Excerpts from an interface dataset:
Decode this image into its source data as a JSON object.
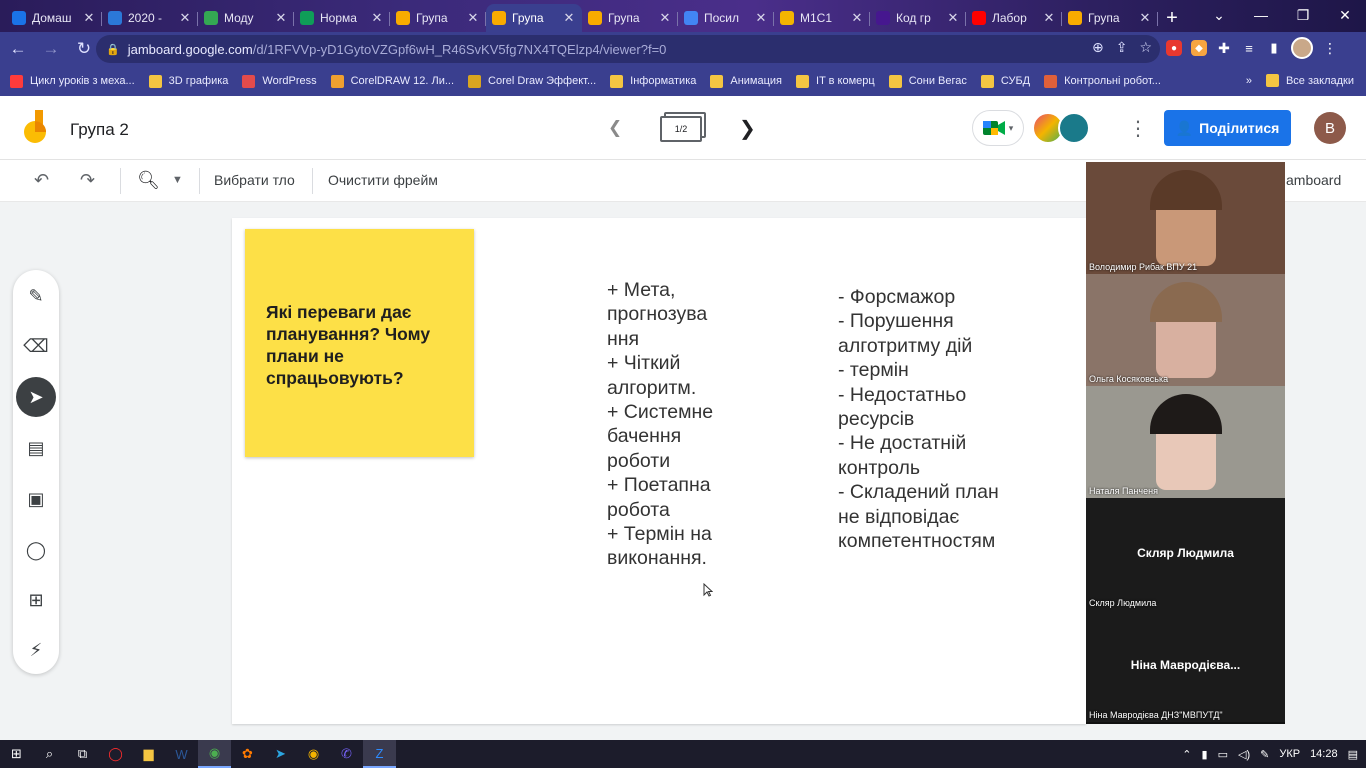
{
  "browser": {
    "tabs": [
      {
        "label": "Домаш",
        "fav": "video-icon",
        "color": "#1a73e8"
      },
      {
        "label": "2020 -",
        "fav": "globe-icon",
        "color": "#2b78d8"
      },
      {
        "label": "Моду",
        "fav": "drive-icon",
        "color": "#34a853"
      },
      {
        "label": "Норма",
        "fav": "sheets-icon",
        "color": "#0f9d58"
      },
      {
        "label": "Група",
        "fav": "jamboard-icon",
        "color": "#f9ab00"
      },
      {
        "label": "Група",
        "fav": "jamboard-icon",
        "color": "#f9ab00"
      },
      {
        "label": "Група",
        "fav": "jamboard-icon",
        "color": "#f9ab00"
      },
      {
        "label": "Посил",
        "fav": "docs-icon",
        "color": "#4285f4"
      },
      {
        "label": "М1С1",
        "fav": "slides-icon",
        "color": "#f4b400"
      },
      {
        "label": "Код гр",
        "fav": "kahoot-icon",
        "color": "#46178f"
      },
      {
        "label": "Лабор",
        "fav": "youtube-icon",
        "color": "#ff0000"
      },
      {
        "label": "Група",
        "fav": "jamboard-icon",
        "color": "#f9ab00"
      }
    ],
    "url_host": "jamboard.google.com",
    "url_path": "/d/1RFVVp-yD1GytoVZGpf6wH_R46SvKV5fg7NX4TQElzp4/viewer?f=0"
  },
  "bookmarks": {
    "items": [
      {
        "label": "Цикл уроків з меха...",
        "icon": "youtube-icon",
        "color": "#ff3b3b"
      },
      {
        "label": "3D графика",
        "icon": "folder-icon",
        "color": "#f4c542"
      },
      {
        "label": "WordPress",
        "icon": "wordpress-icon",
        "color": "#e34b4b"
      },
      {
        "label": "CorelDRAW 12. Ли...",
        "icon": "grid-icon",
        "color": "#f0a030"
      },
      {
        "label": "Corel Draw Эффект...",
        "icon": "coin-icon",
        "color": "#d9a520"
      },
      {
        "label": "Інформатика",
        "icon": "folder-icon",
        "color": "#f4c542"
      },
      {
        "label": "Анимация",
        "icon": "folder-icon",
        "color": "#f4c542"
      },
      {
        "label": "IT в комерц",
        "icon": "folder-icon",
        "color": "#f4c542"
      },
      {
        "label": "Сони Вегас",
        "icon": "folder-icon",
        "color": "#f4c542"
      },
      {
        "label": "СУБД",
        "icon": "folder-icon",
        "color": "#f4c542"
      },
      {
        "label": "Контрольні робот...",
        "icon": "page-icon",
        "color": "#e0603a"
      }
    ],
    "all": "Все закладки"
  },
  "jam": {
    "title": "Група 2",
    "frame": "1/2",
    "share": "Поділитися",
    "user_initial": "В",
    "choose_bg": "Вибрати тло",
    "clear_frame": "Очистити фрейм",
    "jam_link": "amboard"
  },
  "board": {
    "sticky": "Які переваги дає планування? Чому плани не спрацьовують?",
    "pros": [
      "+ Мета,",
      "прогнозува",
      "ння",
      "+ Чіткий",
      "алгоритм.",
      "+ Системне",
      "бачення",
      "роботи",
      "+ Поетапна",
      "робота",
      "+ Термін на",
      "виконання."
    ],
    "cons": [
      "- Форсмажор",
      "- Порушення",
      "алготритму дій",
      "- термін",
      "- Недостатньо",
      "ресурсів",
      "- Не достатній",
      "контроль",
      "- Складений план",
      "не відповідає",
      "компетентностям"
    ]
  },
  "video": {
    "participants": [
      {
        "name": "Володимир Рибак ВПУ 21",
        "center": "",
        "bg": "#6a4a3a"
      },
      {
        "name": "Ольга Косяковська",
        "center": "",
        "bg": "#8a7468"
      },
      {
        "name": "Наталя Панченя",
        "center": "",
        "bg": "#9a9890"
      },
      {
        "name": "Скляр Людмила",
        "center": "Скляр Людмила",
        "bg": "#1b1b1b"
      },
      {
        "name": "Ніна Мавродієва ДНЗ\"МВПУТД\"",
        "center": "Ніна Мавродієва...",
        "bg": "#1b1b1b"
      }
    ]
  },
  "taskbar": {
    "lang": "УКР",
    "time": "14:28"
  }
}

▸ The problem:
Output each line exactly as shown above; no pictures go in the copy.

▸ Reply:
Decode this image into its source data as a JSON object.
{
  "browser": {
    "tabs": [
      {
        "label": "Домаш",
        "fav": "video-icon",
        "color": "#1a73e8"
      },
      {
        "label": "2020 -",
        "fav": "globe-icon",
        "color": "#2b78d8"
      },
      {
        "label": "Моду",
        "fav": "drive-icon",
        "color": "#34a853"
      },
      {
        "label": "Норма",
        "fav": "sheets-icon",
        "color": "#0f9d58"
      },
      {
        "label": "Група",
        "fav": "jamboard-icon",
        "color": "#f9ab00"
      },
      {
        "label": "Група",
        "fav": "jamboard-icon",
        "color": "#f9ab00"
      },
      {
        "label": "Група",
        "fav": "jamboard-icon",
        "color": "#f9ab00"
      },
      {
        "label": "Посил",
        "fav": "docs-icon",
        "color": "#4285f4"
      },
      {
        "label": "М1С1",
        "fav": "slides-icon",
        "color": "#f4b400"
      },
      {
        "label": "Код гр",
        "fav": "kahoot-icon",
        "color": "#46178f"
      },
      {
        "label": "Лабор",
        "fav": "youtube-icon",
        "color": "#ff0000"
      },
      {
        "label": "Група",
        "fav": "jamboard-icon",
        "color": "#f9ab00"
      }
    ],
    "url_host": "jamboard.google.com",
    "url_path": "/d/1RFVVp-yD1GytoVZGpf6wH_R46SvKV5fg7NX4TQElzp4/viewer?f=0"
  },
  "bookmarks": {
    "items": [
      {
        "label": "Цикл уроків з меха...",
        "icon": "youtube-icon",
        "color": "#ff3b3b"
      },
      {
        "label": "3D графика",
        "icon": "folder-icon",
        "color": "#f4c542"
      },
      {
        "label": "WordPress",
        "icon": "wordpress-icon",
        "color": "#e34b4b"
      },
      {
        "label": "CorelDRAW 12. Ли...",
        "icon": "grid-icon",
        "color": "#f0a030"
      },
      {
        "label": "Corel Draw Эффект...",
        "icon": "coin-icon",
        "color": "#d9a520"
      },
      {
        "label": "Інформатика",
        "icon": "folder-icon",
        "color": "#f4c542"
      },
      {
        "label": "Анимация",
        "icon": "folder-icon",
        "color": "#f4c542"
      },
      {
        "label": "IT в комерц",
        "icon": "folder-icon",
        "color": "#f4c542"
      },
      {
        "label": "Сони Вегас",
        "icon": "folder-icon",
        "color": "#f4c542"
      },
      {
        "label": "СУБД",
        "icon": "folder-icon",
        "color": "#f4c542"
      },
      {
        "label": "Контрольні робот...",
        "icon": "page-icon",
        "color": "#e0603a"
      }
    ],
    "all": "Все закладки"
  },
  "jam": {
    "title": "Група 2",
    "frame": "1/2",
    "share": "Поділитися",
    "user_initial": "В",
    "choose_bg": "Вибрати тло",
    "clear_frame": "Очистити фрейм",
    "jam_link": "amboard"
  },
  "board": {
    "sticky": "Які переваги дає планування? Чому плани не спрацьовують?",
    "pros": [
      "+ Мета,",
      "прогнозува",
      "ння",
      "+ Чіткий",
      "алгоритм.",
      "+ Системне",
      "бачення",
      "роботи",
      "+ Поетапна",
      "робота",
      "+ Термін на",
      "виконання."
    ],
    "cons": [
      "- Форсмажор",
      "- Порушення",
      "алготритму дій",
      "- термін",
      "- Недостатньо",
      "ресурсів",
      "- Не достатній",
      "контроль",
      "- Складений план",
      "не відповідає",
      "компетентностям"
    ]
  },
  "video": {
    "participants": [
      {
        "name": "Володимир Рибак ВПУ 21",
        "center": "",
        "bg": "#6a4a3a"
      },
      {
        "name": "Ольга Косяковська",
        "center": "",
        "bg": "#8a7468"
      },
      {
        "name": "Наталя Панченя",
        "center": "",
        "bg": "#9a9890"
      },
      {
        "name": "Скляр Людмила",
        "center": "Скляр Людмила",
        "bg": "#1b1b1b"
      },
      {
        "name": "Ніна Мавродієва ДНЗ\"МВПУТД\"",
        "center": "Ніна Мавродієва...",
        "bg": "#1b1b1b"
      }
    ]
  },
  "taskbar": {
    "lang": "УКР",
    "time": "14:28"
  }
}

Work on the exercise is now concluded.